By: Ariel Johnston
Ariel Johnston, RD, LD, is the creator of The Tasty Balance. Here, she writes about the difference between organic and non-organic foods.
An estimated 60% of people purchase organic food occasionally and 20% frequently purchase organic foods. The organic sector has experienced growth for years and the number of certified organic operations in the U.S. is growing rapidly. With this much of the population interested in organic food, it’s important for consumers to know exactly what it means. Keep reading for answers to your most frequently asked "organic vs. non-organic" questions.
One of the main motivators to buy organic is having food that is free of chemicals and pesticides. However, this is not always true. In fact, many organic farmers may use a variety of chemicals that are derived from natural sources which raises the question of whether or not it’s less harmful.
To bring transparency to this, theUnited States Department of Agriculture (USDA) has a department dedicated to sampling over 100 different fruits and vegetables and analyzing them for pesticides and metabolites. This department also tests both conventional and organic pesticides. Their findings? For the past 25 years, 99% of the foods tested have shown residue levels well below the legal limits set by the United States Environmental Protection Agency.
A landmark study by Stanford Health looked at 17 studies in humans and 223 studies of nutrient and contaminant levels and concluded there is no strong evidence that organic foods are significantly more nutritious than conventional foods. However, the study did say that consumption of organic foods may reduce exposure to pesticide residues and antibiotic-resistant bacteria.
A 2017 survey showed that 99% of the organic purchasers surveyed expressed confidence in their understanding of the organic label. Yet, the data showed a significant gap in their knowledge and the truth. The truth is that organic crop and animal agriculture farmers have to follow strict guidelines to be able to call their product organic.
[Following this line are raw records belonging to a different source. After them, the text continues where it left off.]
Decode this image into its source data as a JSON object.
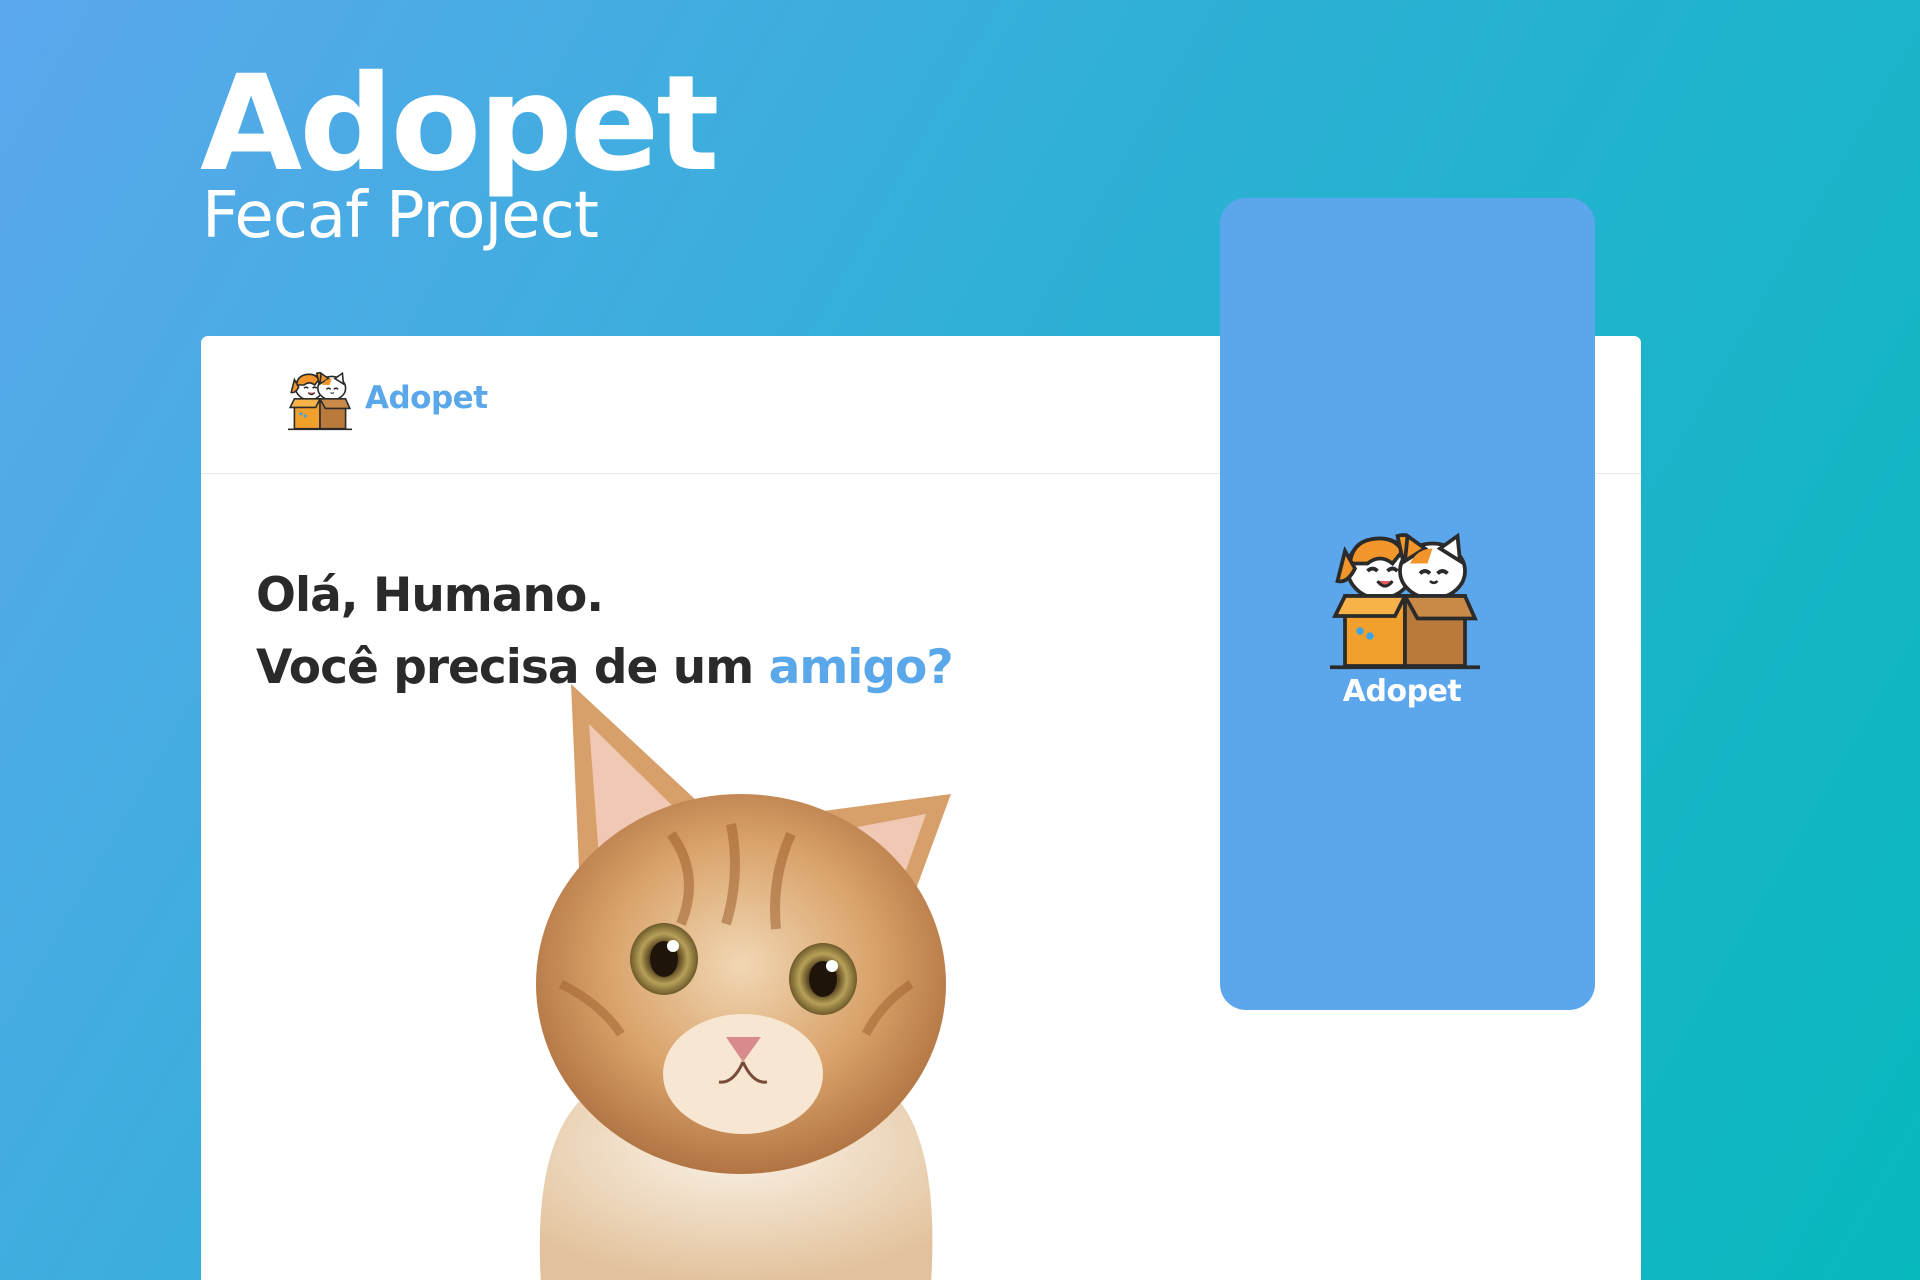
{
  "hero": {
    "title": "Adopet",
    "subtitle": "Fecaf Project"
  },
  "desktop": {
    "header": {
      "logo_icon": "dog-and-cat-in-box-icon",
      "brand": "Adopet"
    },
    "headline": {
      "line1": "Olá, Humano.",
      "line2_prefix": "Você precisa de um ",
      "line2_accent": "amigo?"
    },
    "image": "kitten-photo"
  },
  "mobile": {
    "logo_icon": "dog-and-cat-in-box-icon",
    "brand": "Adopet"
  },
  "colors": {
    "brand_blue": "#5aa8ea",
    "mobile_bg": "#5ca6ec",
    "bg_gradient_start": "#5ca8ee",
    "bg_gradient_end": "#07b8bd",
    "text_dark": "#2a2a2a",
    "box_orange": "#f2a02c",
    "box_brown": "#b97a3c"
  }
}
Foods that have the term "organic" on them must meet specific criteria because of the legal implications it holds. According to the USDA, organic meat, poultry, eggs and dairy products come from animals that are given no antibiotics or growth hormones. Organic plant foods are produced without using most conventional pesticides, fertilizers made with synthetic ingredients or sewage sludge, bioengineering or ionizing radiation. A government-approved certifier must inspect the farm to ensure these standards are met.
There are currently four levels of organic claims for food outlined by the USDA:
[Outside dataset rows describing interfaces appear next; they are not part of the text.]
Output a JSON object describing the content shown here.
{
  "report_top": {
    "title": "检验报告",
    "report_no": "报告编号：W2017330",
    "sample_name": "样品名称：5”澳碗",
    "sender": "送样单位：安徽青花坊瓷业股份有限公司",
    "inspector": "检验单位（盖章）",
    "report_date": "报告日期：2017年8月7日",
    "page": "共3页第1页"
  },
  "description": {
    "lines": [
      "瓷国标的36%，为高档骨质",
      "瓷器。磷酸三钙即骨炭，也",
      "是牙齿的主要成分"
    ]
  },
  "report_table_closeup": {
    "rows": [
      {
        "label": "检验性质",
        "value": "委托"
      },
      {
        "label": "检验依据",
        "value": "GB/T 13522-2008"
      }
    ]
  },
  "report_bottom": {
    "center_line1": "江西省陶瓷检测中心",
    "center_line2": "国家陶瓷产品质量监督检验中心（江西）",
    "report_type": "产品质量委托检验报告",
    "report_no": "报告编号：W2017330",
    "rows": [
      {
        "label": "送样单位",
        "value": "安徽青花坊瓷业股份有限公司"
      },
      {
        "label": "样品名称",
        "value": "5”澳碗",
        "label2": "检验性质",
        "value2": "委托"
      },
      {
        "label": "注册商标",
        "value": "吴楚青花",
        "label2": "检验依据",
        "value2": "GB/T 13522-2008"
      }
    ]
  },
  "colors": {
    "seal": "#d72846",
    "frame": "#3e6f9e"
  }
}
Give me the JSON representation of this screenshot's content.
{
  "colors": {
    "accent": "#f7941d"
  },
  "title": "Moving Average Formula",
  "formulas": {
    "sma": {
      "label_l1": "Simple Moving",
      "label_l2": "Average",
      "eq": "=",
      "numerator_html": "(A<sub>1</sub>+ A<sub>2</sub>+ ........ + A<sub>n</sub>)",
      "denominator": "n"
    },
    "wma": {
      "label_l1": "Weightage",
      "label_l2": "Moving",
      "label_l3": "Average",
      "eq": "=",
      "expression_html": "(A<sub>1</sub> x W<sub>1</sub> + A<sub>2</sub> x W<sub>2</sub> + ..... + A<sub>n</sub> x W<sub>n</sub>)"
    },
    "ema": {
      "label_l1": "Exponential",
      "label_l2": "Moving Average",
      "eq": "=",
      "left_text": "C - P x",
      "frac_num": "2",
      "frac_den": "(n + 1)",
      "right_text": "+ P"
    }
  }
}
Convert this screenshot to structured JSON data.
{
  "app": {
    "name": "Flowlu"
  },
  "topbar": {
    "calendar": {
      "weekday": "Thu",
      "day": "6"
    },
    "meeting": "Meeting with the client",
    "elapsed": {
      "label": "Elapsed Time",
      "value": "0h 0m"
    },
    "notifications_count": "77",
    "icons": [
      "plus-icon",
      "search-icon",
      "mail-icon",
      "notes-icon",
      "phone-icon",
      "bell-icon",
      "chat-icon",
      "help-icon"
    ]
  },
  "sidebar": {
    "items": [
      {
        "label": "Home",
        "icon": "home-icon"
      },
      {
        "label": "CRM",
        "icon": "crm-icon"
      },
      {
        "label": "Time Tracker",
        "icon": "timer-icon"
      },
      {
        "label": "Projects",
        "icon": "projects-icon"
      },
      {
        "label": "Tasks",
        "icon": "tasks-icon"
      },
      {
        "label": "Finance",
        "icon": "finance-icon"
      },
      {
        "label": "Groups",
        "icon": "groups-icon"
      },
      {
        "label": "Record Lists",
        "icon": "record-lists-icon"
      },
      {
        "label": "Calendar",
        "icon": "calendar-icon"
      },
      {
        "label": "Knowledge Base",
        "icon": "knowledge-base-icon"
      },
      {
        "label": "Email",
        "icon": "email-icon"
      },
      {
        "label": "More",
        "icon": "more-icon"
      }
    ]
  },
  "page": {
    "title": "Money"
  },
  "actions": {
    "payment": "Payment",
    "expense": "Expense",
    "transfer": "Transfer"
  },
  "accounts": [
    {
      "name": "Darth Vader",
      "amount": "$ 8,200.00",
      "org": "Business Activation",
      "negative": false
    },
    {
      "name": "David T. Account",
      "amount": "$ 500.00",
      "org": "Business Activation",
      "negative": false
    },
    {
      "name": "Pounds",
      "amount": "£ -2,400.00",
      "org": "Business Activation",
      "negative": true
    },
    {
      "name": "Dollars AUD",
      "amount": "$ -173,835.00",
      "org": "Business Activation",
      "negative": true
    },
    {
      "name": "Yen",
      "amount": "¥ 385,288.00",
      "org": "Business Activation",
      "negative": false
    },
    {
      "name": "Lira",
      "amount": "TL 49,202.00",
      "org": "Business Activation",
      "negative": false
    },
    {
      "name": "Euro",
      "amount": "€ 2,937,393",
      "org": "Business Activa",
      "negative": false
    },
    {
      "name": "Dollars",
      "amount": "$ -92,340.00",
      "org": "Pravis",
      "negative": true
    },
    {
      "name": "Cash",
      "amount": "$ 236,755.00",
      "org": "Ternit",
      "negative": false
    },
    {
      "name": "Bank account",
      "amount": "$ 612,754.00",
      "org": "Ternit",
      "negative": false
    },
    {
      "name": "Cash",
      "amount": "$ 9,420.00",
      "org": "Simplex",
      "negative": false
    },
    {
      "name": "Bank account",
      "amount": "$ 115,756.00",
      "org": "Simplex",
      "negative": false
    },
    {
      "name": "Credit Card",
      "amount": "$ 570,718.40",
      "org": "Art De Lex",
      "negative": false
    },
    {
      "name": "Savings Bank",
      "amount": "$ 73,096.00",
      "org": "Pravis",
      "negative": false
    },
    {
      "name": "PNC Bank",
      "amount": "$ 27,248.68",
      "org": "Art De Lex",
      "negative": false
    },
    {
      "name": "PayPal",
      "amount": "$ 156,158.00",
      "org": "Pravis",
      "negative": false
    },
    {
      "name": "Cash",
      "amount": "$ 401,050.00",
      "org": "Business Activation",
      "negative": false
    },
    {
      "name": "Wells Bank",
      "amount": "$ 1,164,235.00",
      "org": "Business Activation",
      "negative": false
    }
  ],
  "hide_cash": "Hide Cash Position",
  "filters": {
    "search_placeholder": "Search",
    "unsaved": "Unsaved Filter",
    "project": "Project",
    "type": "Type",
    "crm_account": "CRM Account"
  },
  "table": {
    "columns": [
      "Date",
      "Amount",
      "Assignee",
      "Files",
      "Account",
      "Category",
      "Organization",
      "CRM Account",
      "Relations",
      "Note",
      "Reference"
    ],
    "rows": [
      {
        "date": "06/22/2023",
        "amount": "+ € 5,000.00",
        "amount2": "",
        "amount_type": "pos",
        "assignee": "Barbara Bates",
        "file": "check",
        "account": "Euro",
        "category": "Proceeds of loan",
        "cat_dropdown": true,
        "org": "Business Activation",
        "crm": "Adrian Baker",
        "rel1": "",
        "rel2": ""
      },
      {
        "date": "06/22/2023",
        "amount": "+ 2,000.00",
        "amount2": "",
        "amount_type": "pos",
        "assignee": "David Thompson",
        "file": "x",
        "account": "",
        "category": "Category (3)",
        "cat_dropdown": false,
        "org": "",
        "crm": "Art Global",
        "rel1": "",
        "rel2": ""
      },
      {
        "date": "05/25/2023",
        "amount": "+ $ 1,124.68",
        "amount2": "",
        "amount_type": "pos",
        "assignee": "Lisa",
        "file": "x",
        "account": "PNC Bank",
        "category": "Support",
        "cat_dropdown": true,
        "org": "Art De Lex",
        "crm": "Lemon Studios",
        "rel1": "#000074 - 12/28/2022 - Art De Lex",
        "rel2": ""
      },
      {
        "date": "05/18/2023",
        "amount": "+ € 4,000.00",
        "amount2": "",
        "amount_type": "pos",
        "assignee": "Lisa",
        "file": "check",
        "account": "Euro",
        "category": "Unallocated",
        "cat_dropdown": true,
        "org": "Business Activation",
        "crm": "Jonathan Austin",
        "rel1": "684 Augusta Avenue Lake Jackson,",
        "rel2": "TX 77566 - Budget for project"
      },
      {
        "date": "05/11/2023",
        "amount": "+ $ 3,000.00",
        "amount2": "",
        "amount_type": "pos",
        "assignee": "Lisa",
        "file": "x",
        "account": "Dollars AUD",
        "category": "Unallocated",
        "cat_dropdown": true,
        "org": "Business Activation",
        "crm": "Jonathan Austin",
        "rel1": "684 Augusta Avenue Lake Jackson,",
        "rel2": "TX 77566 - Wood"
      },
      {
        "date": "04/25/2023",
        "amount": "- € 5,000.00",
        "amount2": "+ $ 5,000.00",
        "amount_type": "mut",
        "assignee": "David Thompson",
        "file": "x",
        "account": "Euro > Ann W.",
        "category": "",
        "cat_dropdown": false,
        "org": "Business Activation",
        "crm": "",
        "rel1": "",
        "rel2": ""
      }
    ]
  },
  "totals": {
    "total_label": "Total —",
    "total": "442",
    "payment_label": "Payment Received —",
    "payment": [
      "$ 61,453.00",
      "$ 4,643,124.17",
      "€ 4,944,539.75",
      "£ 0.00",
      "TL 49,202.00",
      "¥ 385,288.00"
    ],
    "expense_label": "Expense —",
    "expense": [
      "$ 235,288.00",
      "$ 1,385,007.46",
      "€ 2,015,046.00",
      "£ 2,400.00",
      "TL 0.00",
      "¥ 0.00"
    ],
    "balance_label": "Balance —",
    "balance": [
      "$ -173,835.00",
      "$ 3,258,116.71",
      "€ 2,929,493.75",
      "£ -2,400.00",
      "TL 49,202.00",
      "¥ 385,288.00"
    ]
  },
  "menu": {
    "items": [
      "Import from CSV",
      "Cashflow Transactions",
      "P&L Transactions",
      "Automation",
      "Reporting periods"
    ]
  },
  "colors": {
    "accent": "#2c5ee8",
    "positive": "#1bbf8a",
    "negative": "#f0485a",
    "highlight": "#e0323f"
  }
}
Becoming familiar with the label, and what it means, empowers consumers to make informed food decisions. While there are many marketing claims that aren’t regulated, the term “organic” has very specific guidelines that must be adhered to during the production process. But the matter is not always black and white. No matter what form of food you are getting, eating a diet rich in a variety of fruits, vegetables and whole grains is important for long term health and vitality. The choice is yours! (Note: We recommend discussing your health goals with your licensed healthcare professional.)